"Tallgrass will undoubtedly draw apt comparisons with such novels as To Kill a Mockingbird and Snow Falling on Cedars. Sandra Dallas has penned a poignant novel that is not just about a young woman's coming of age, but also about the battle of reasonable people against unreasoned fear and prejudice. A powerful story whose strength is firmly rooted in its respect for language, its depth of character, and its marvelous evocation of place and time, Tallgrass has all the elements of an American classic." --William Kent Krueger, author of the prize-winning Corcoran O'Connor mystery series "Sandra Dallas is a true American Voice. She writes of small towns within a big landscape. And Tallgrass speaks to a time in our history when prejudice and fear fueled passions that divided family and friends. And yet, always, Dallas writes of the human spirit that soars above it all." --Gail Tsukiyama, author of Dreaming Water "Deftly capturing regional voice as well as period detail, Sandra Dallas weaves a vivid portrait of a Colorado farm town unsettled by change and divided by mistrust on the World War II home front. Tallgrass is a compelling and genuinely moving novel that will keep readers guessing until the last page." --Jennifer Chiaverini, author of Circle of Quilters "Tallgrass is a must-read for every American. . . . Sandra Dallas captures the feelings of people in eastern Colorado, a part of the great American plains.

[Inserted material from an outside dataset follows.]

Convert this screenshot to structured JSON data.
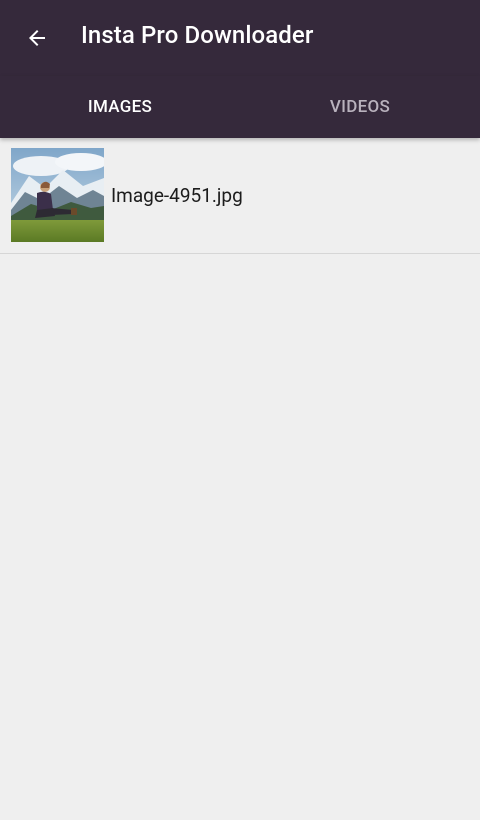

Residents thought they were isolated from the great global conflict, but the winds of change deposited one of the internment camps in their midst. What a setting for a novel!" --former congresswoman Pat Schroeder, president and chief executive officer of the Association of American Publishers (AAP) "A profoundly moving story, told from the viewpoints of victims and witnesses, that hits the reader with insights into the human side of a barely remembered national tragedy of World War II." --Bill Hosokawa, author of Nisei "A rich and unforgettable story . . . With astonishing deftness, Sandra Dallas evokes a part of our history that we might wish to forget, and she does it in such a way that we understand why it is important to remember." --Margaret Coel, author of The Drowning Man "Even the barbed wire can't contain the characters in this novel. They escaped from the story to live in my mind long after I put down the book. With their hopes and dreams and dilemmas, they seem made of flesh and blood." --Iain Lawrence, author of The Wreckers "A moving tale of maturation . . . Fear and prejudice threatens a small Colorado town in World War II, but goodness and mercy abound in a young heroine every bit as appealing as To Kill a Mockingbird's Scout." --Angela Hunt, author of Magdalene and The Elevator "Tallgrass is a coming-of-age novel in that classic tradition, and perhaps the author's most stellar achievement in this book is her creation of young Rennie Stroud, the novel's memorable young narrator, a frank and watchful girl burdened by her own kind heart." --Michael Raleigh, author of In the Castle of the Flynns